Warning signs suggest you and everyone else in the world are addicted to sex
With this addiction, there’s no booze, vomiting or bedwetting. There are no benders or pawning off the family heirlooms.
Yet members of Sex and Love Addicts Anonymous (SLAA) insists their addiction can be just as destructive as a dependence to hardcore drugs. That’s why it offers a 12-step program, just like Alcoholics Anonymous, with online, telephone and face-to-face meetings held in thousands of cities all over the world, every single day.
According to the organization, there are 12 characteristics of sex and love addicts that separate them from your average horndog or everyday hopeless romantic. The only issue is, these qualities seem to apply to any person who’s ever dated around, had a committed relationship, or even touched someone else’s genitals.
By SLAA’s logic, I’m a problematic pervert that’s hazardously dependent on romantic relationships. You probably are, too. Among the more prevalent personality traits that might make you a love and sex addict:
-Becoming sexually involved with and/or emotionally attached to people without knowing them
Any 20-something with a Tinder profile can check off this box. Many have over-romanticized partners after spending a single day with them and even screwed some folks before knowing their last name.

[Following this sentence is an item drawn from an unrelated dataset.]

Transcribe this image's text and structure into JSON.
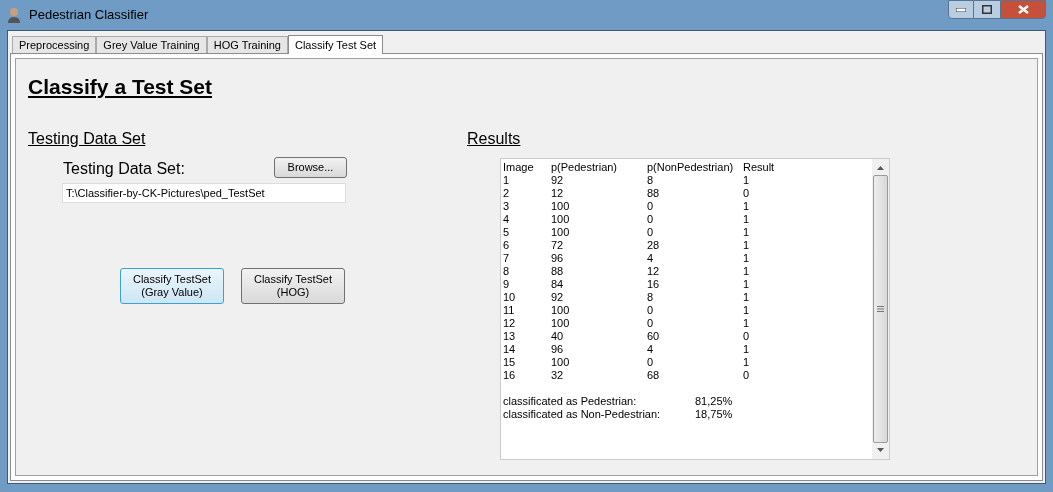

-Fearing abandonment and loneliness, we stay in and return to painful, destructive relationships
Plenty of romantics have broken things off with someone, gotten back together, rinsed and then repeated. Knowing it only makes things more painful doesn’t stop anyone from texting “u awake?” at 2 a.m. after they've had a few Jack and cokes and don’t want to sleep alone. Love makes people dumb sometimes. It doesn’t make them an addict.
-We feel empty and incomplete when we are alone

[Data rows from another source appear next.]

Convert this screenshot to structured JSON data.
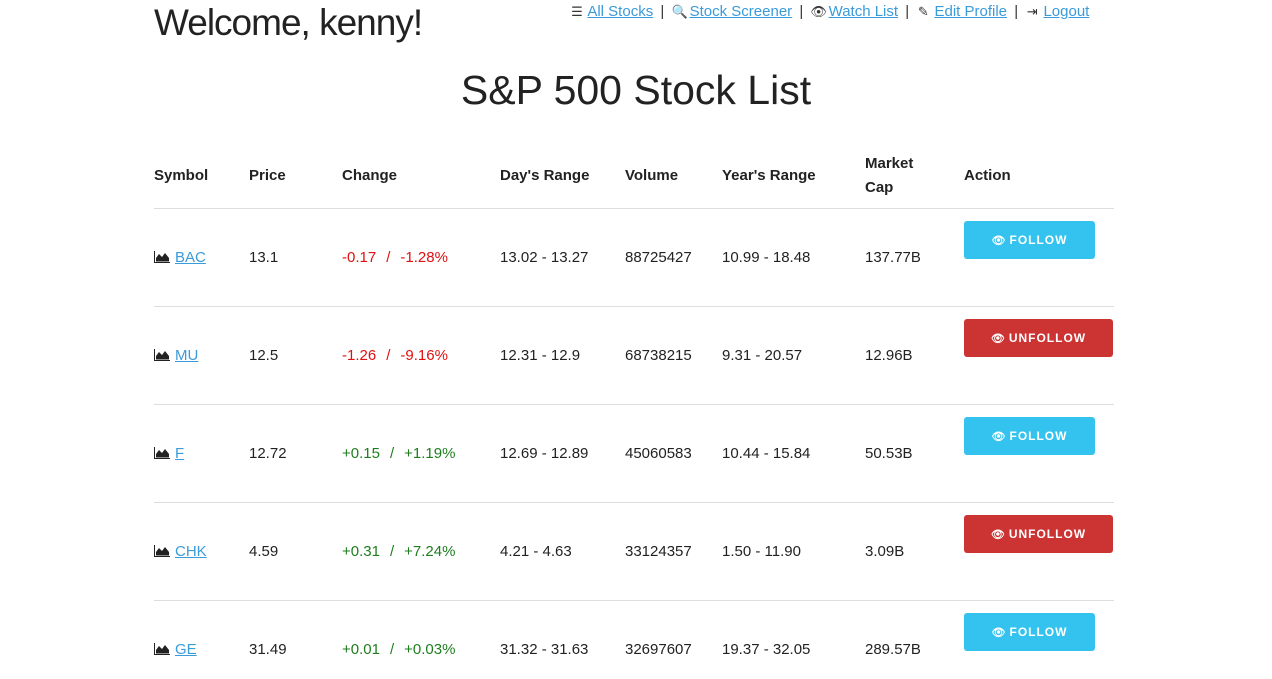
{
  "header": {
    "welcome": "Welcome, kenny!"
  },
  "nav": {
    "items": [
      {
        "label": "All Stocks",
        "icon": "list-icon",
        "glyph": "☰"
      },
      {
        "label": "Stock Screener",
        "icon": "search-icon",
        "glyph": "🔍"
      },
      {
        "label": "Watch List",
        "icon": "eye-icon",
        "glyph": "👁"
      },
      {
        "label": "Edit Profile",
        "icon": "edit-icon",
        "glyph": "✎"
      },
      {
        "label": "Logout",
        "icon": "logout-icon",
        "glyph": "⇥"
      }
    ],
    "separator": "|"
  },
  "page_title": "S&P 500 Stock List",
  "table": {
    "headers": {
      "symbol": "Symbol",
      "price": "Price",
      "change": "Change",
      "days_range": "Day's Range",
      "volume": "Volume",
      "years_range": "Year's Range",
      "market_cap_line1": "Market",
      "market_cap_line2": "Cap",
      "action": "Action"
    },
    "rows": [
      {
        "symbol": "BAC",
        "price": "13.1",
        "change": "-0.17",
        "change_pct": "-1.28%",
        "direction": "neg",
        "days_range": "13.02 - 13.27",
        "volume": "88725427",
        "years_range": "10.99 - 18.48",
        "market_cap": "137.77B",
        "action": "FOLLOW",
        "action_type": "follow"
      },
      {
        "symbol": "MU",
        "price": "12.5",
        "change": "-1.26",
        "change_pct": "-9.16%",
        "direction": "neg",
        "days_range": "12.31 - 12.9",
        "volume": "68738215",
        "years_range": "9.31 - 20.57",
        "market_cap": "12.96B",
        "action": "UNFOLLOW",
        "action_type": "unfollow"
      },
      {
        "symbol": "F",
        "price": "12.72",
        "change": "+0.15",
        "change_pct": "+1.19%",
        "direction": "pos",
        "days_range": "12.69 - 12.89",
        "volume": "45060583",
        "years_range": "10.44 - 15.84",
        "market_cap": "50.53B",
        "action": "FOLLOW",
        "action_type": "follow"
      },
      {
        "symbol": "CHK",
        "price": "4.59",
        "change": "+0.31",
        "change_pct": "+7.24%",
        "direction": "pos",
        "days_range": "4.21 - 4.63",
        "volume": "33124357",
        "years_range": "1.50 - 11.90",
        "market_cap": "3.09B",
        "action": "UNFOLLOW",
        "action_type": "unfollow"
      },
      {
        "symbol": "GE",
        "price": "31.49",
        "change": "+0.01",
        "change_pct": "+0.03%",
        "direction": "pos",
        "days_range": "31.32 - 31.63",
        "volume": "32697607",
        "years_range": "19.37 - 32.05",
        "market_cap": "289.57B",
        "action": "FOLLOW",
        "action_type": "follow"
      }
    ]
  },
  "colors": {
    "link": "#3a9bd9",
    "negative": "#e01010",
    "positive": "#1e7e1e",
    "follow_button": "#34c3ee",
    "unfollow_button": "#cc3333"
  }
}
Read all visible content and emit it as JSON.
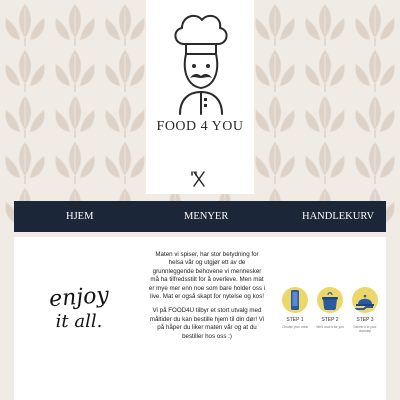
{
  "brand": {
    "name": "FOOD 4 YOU"
  },
  "colors": {
    "nav_bg": "#1b2638",
    "page_bg": "#f1ebe6",
    "step_circle": "#ecd86a",
    "step_icon": "#2c5aa0"
  },
  "nav": {
    "items": [
      {
        "label": "HJEM"
      },
      {
        "label": "MENYER"
      },
      {
        "label": "HANDLEKURV"
      }
    ]
  },
  "hero": {
    "script_line1": "enjoy",
    "script_line2": "it all."
  },
  "description": {
    "paragraph1": "Maten vi spiser, har stor betydning for helsa vår og utgjør ett av de grunnleggende behovene vi mennesker må ha tilfredsstilt for å overleve. Men mat er mye mer enn noe som bare holder oss i live. Mat er også skapt for nytelse og kos!",
    "paragraph2": "Vi på FOOD4U tilbyr et stort utvalg med måltider du kan bestille hjem til din dør! Vi på håper du liker maten vår og at du bestiller hos oss :)"
  },
  "steps": [
    {
      "title": "STEP 1",
      "text": "Choose your meal",
      "icon": "phone-icon"
    },
    {
      "title": "STEP 2",
      "text": "We'll cook it for you",
      "icon": "cooking-pot-icon"
    },
    {
      "title": "STEP 3",
      "text": "Deliver it to your doorstep",
      "icon": "delivery-cloche-icon"
    }
  ]
}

Sure, but doesn’t everyone sometimes?
-We assign magical qualities to others. We idealize and pursue them, then blame them for not fulfilling our fantasies and expectations
To assign some blame here — every love song, romantic comedy and sitcom about the single life has been spoon-feeding the public ideas of “soul mates” and disguising obsessive behaviors as romantic gestures.

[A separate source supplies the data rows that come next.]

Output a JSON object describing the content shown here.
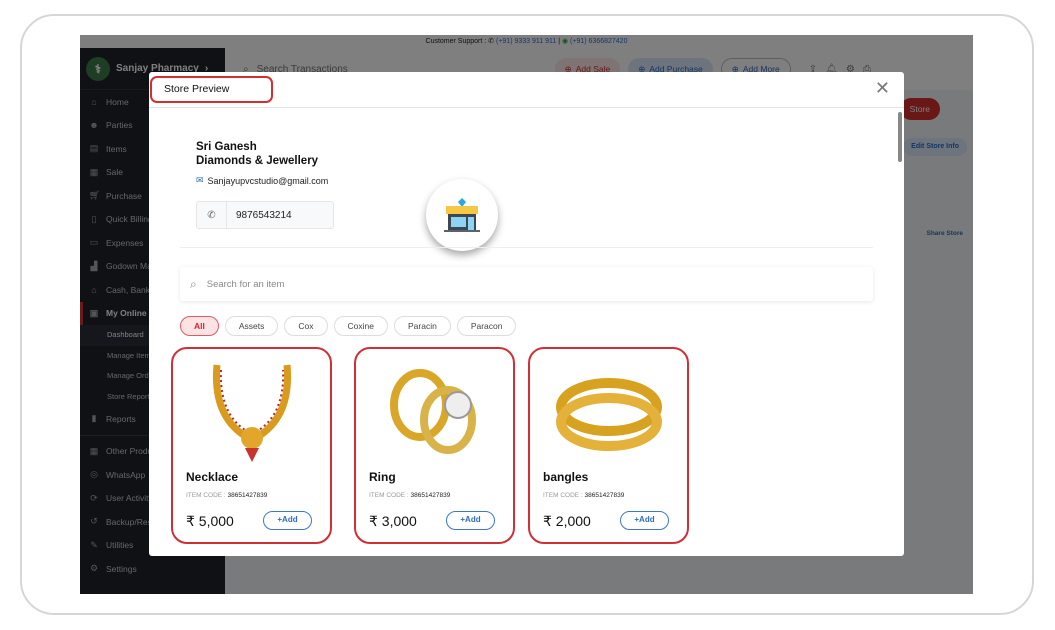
{
  "support": {
    "label": "Customer Support :",
    "phone1": "(+91) 9333 911 911",
    "phone2": "(+91) 6366827420"
  },
  "sidebar": {
    "brand": "Sanjay Pharmacy",
    "items": [
      {
        "label": "Home",
        "icon": "home-icon"
      },
      {
        "label": "Parties",
        "icon": "users-icon"
      },
      {
        "label": "Items",
        "icon": "items-icon"
      },
      {
        "label": "Sale",
        "icon": "sale-icon"
      },
      {
        "label": "Purchase",
        "icon": "cart-icon"
      },
      {
        "label": "Quick Billing",
        "icon": "billing-icon"
      },
      {
        "label": "Expenses",
        "icon": "wallet-icon"
      },
      {
        "label": "Godown Management",
        "icon": "godown-icon"
      },
      {
        "label": "Cash, Bank",
        "icon": "bank-icon"
      },
      {
        "label": "My Online Store",
        "icon": "store-icon"
      }
    ],
    "sub": [
      "Dashboard",
      "Manage Items",
      "Manage Orders",
      "Store Reports"
    ],
    "items2": [
      {
        "label": "Reports"
      },
      {
        "label": "Other Products"
      },
      {
        "label": "WhatsApp"
      },
      {
        "label": "User Activity"
      },
      {
        "label": "Backup/Restore"
      },
      {
        "label": "Utilities"
      },
      {
        "label": "Settings"
      }
    ]
  },
  "topbar": {
    "search_placeholder": "Search Transactions",
    "add_sale": "Add Sale",
    "add_purchase": "Add Purchase",
    "add_more": "Add More"
  },
  "background": {
    "store_btn": "Store",
    "edit_store": "Edit Store Info",
    "share_store": "Share Store"
  },
  "modal": {
    "title": "Store Preview",
    "store": {
      "name_line1": "Sri Ganesh",
      "name_line2": "Diamonds & Jewellery",
      "email": "Sanjayupvcstudio@gmail.com",
      "phone": "9876543214"
    },
    "search_placeholder": "Search for an item",
    "categories": [
      "All",
      "Assets",
      "Cox",
      "Coxine",
      "Paracin",
      "Paracon"
    ],
    "code_label": "ITEM CODE :",
    "add_label": "+Add",
    "products": [
      {
        "name": "Necklace",
        "code": "38651427839",
        "price": "₹ 5,000"
      },
      {
        "name": "Ring",
        "code": "38651427839",
        "price": "₹ 3,000"
      },
      {
        "name": "bangles",
        "code": "38651427839",
        "price": "₹ 2,000"
      }
    ]
  },
  "colors": {
    "accent": "#d32f2f",
    "link": "#2e6bc0"
  }
}
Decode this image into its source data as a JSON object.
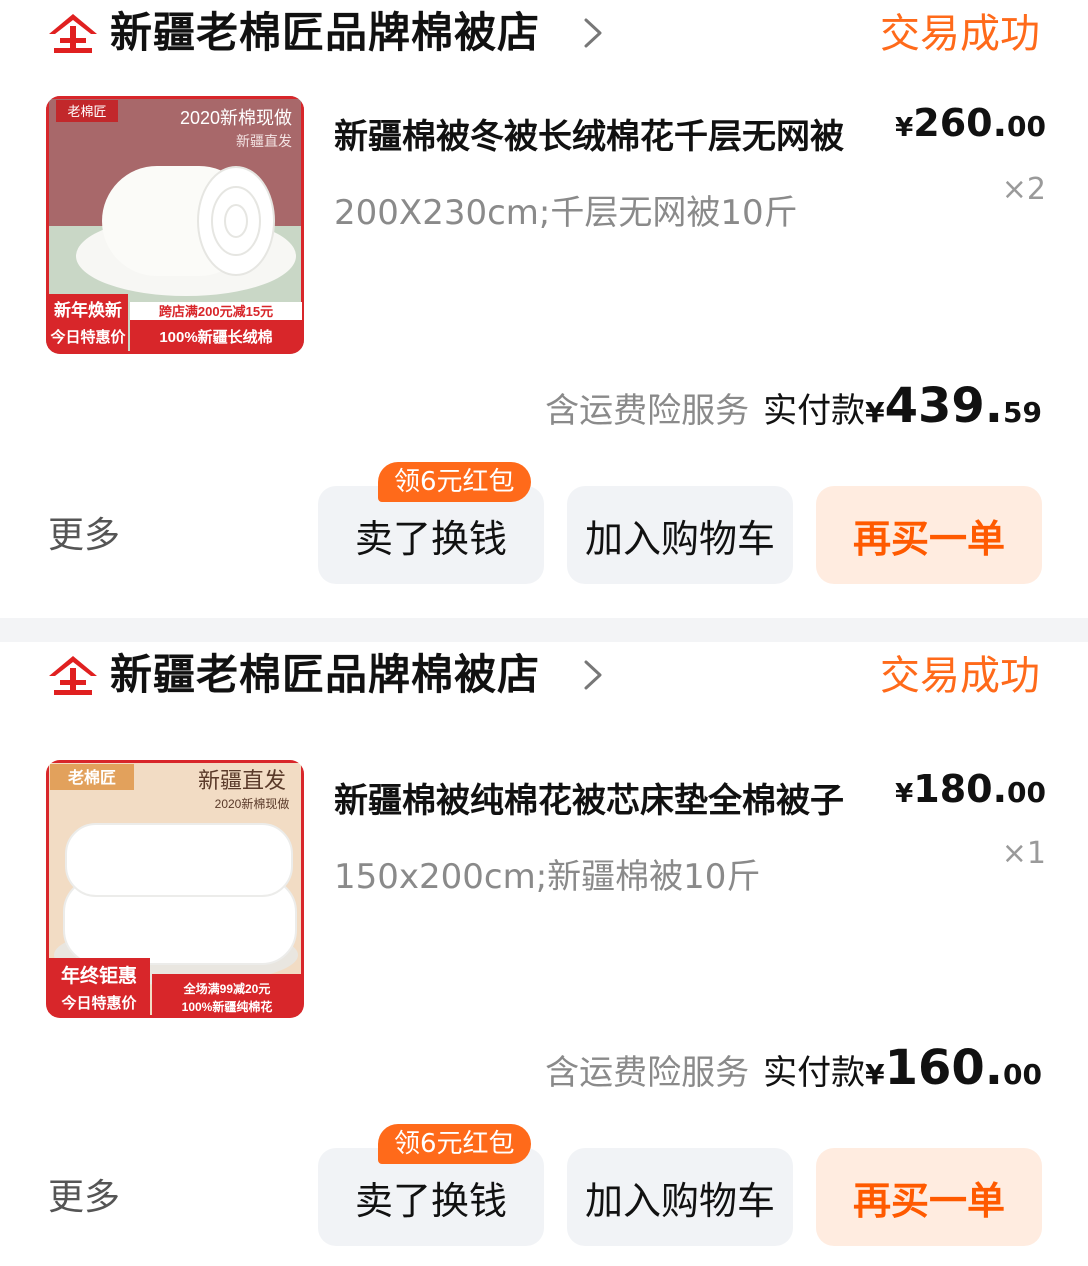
{
  "orders": [
    {
      "shop_name": "新疆老棉匠品牌棉被店",
      "status": "交易成功",
      "product": {
        "thumb_top_brand": "老棉匠",
        "thumb_top_text": "2020新棉现做",
        "thumb_top_sub": "新疆直发",
        "thumb_promo_left_1": "新年焕新",
        "thumb_promo_left_2": "今日特惠价",
        "thumb_promo_right_1": "跨店满200元减15元",
        "thumb_promo_right_2": "100%新疆长绒棉",
        "title": "新疆棉被冬被长绒棉花千层无网被",
        "spec": "200X230cm;千层无网被10斤",
        "price_yen": "¥",
        "price_int": "260.",
        "price_dec": "00",
        "quantity": "×2"
      },
      "insurance_note": "含运费险服务",
      "paid_label": "实付款",
      "paid_yen": "¥",
      "paid_int": "439.",
      "paid_dec": "59",
      "more": "更多",
      "promo_badge": "领6元红包",
      "btn_sell": "卖了换钱",
      "btn_cart": "加入购物车",
      "btn_rebuy": "再买一单"
    },
    {
      "shop_name": "新疆老棉匠品牌棉被店",
      "status": "交易成功",
      "product": {
        "thumb_top_brand": "老棉匠",
        "thumb_top_text": "新疆直发",
        "thumb_top_sub": "2020新棉现做",
        "thumb_promo_left_1": "年终钜惠",
        "thumb_promo_left_2": "今日特惠价",
        "thumb_promo_right_1": "全场满99减20元",
        "thumb_promo_right_2": "100%新疆纯棉花",
        "title": "新疆棉被纯棉花被芯床垫全棉被子",
        "spec": "150x200cm;新疆棉被10斤",
        "price_yen": "¥",
        "price_int": "180.",
        "price_dec": "00",
        "quantity": "×1"
      },
      "insurance_note": "含运费险服务",
      "paid_label": "实付款",
      "paid_yen": "¥",
      "paid_int": "160.",
      "paid_dec": "00",
      "more": "更多",
      "promo_badge": "领6元红包",
      "btn_sell": "卖了换钱",
      "btn_cart": "加入购物车",
      "btn_rebuy": "再买一单"
    }
  ],
  "colors": {
    "accent_orange": "#ff6a1a",
    "rebuy_text": "#ff5a00",
    "rebuy_bg": "#ffece0",
    "shop_icon_red": "#e02020",
    "page_bg": "#f3f4f6"
  },
  "icons": {
    "shop": "store-brand-icon",
    "chevron": "chevron-right-icon"
  }
}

Sometimes, it takes a bit of trial and error before realizing you might have to take a .64 partner and round them up to “the one” if you ever hope to be satisfied in a relationship.
In any case, these “extreme circumstances” that constitute sex and love addiction aren’t as uncommon as Sex and Love Addicts Anonymous might have us believe.
Lately, sex and love addiction is all the rage. Tons of celebrities are checking into sex rehab or have admitted to being overly sexual, such as Kanye West, Britney Spears, Tiger Woods and Bill Clinton. According to the National Council on Sexual Addiction Compulsivity, around 8 percent of all Americans can be classified as addicted to sex. That's 18-24 million people.
But sex addiction isn’t a diagnosis recognized by the American Psychiatric Association. Some psychologists even argue it doesn’t exist. Many experts say it’s just become the go-to explanation for people who suck at relationships and fidelity.
The sex addict’s comparison to drug dependency seems to be bullshit, too. Sex addicts don’t have withdrawals. Being a porn fiend and serial cheater produces no physical dependency even comparable to cocaine or alcohol abuse.
Psychologist and neuroscience professor Jim Pfaus compares sex addiction to a teenager without their smartphone. Pfaus writes:
“Imagine a kid playing Angry Birds. He seems obsessed, but once the game is off and it’s time for dinner, he unplugs. He might wish he was still playing, but he doesn’t get the shakes at the dinner table. There’s nothing going on in his brain that creates an uncontrollable imbalance."
“The same goes for a guy obsessed with watching porn. He might prefer to endlessly watch porn, but when he’s unable to, no withdrawal indicative of addiction occurs. He’ll never be physically addicted. He’ll just be horny, which for many of us, is merely a sign we’re alive.”
Psychologist David Ley, author of “The Myth of Sex Addiction,” cites research indicating that people who self-identify as sex addicts tend to have moral or religious conflicts that lead to negative attitudes about sex. They feel ashamed of their sexual desires and believe the amount of sex they’re having is excessive, when they’re actually having less sex than many other men.
SLAA doesn’t make any claims about its success rates. Among the hundreds of sex addiction self-help groups — Sex Addicts Anonymous, Sexaholics Anonymous, and Porn Addicts Anonymous, for example — none can guarantee their treatment actually works.
Whether all of us are sex and love addicts or none of us are, it seems no 12-step program can cure us.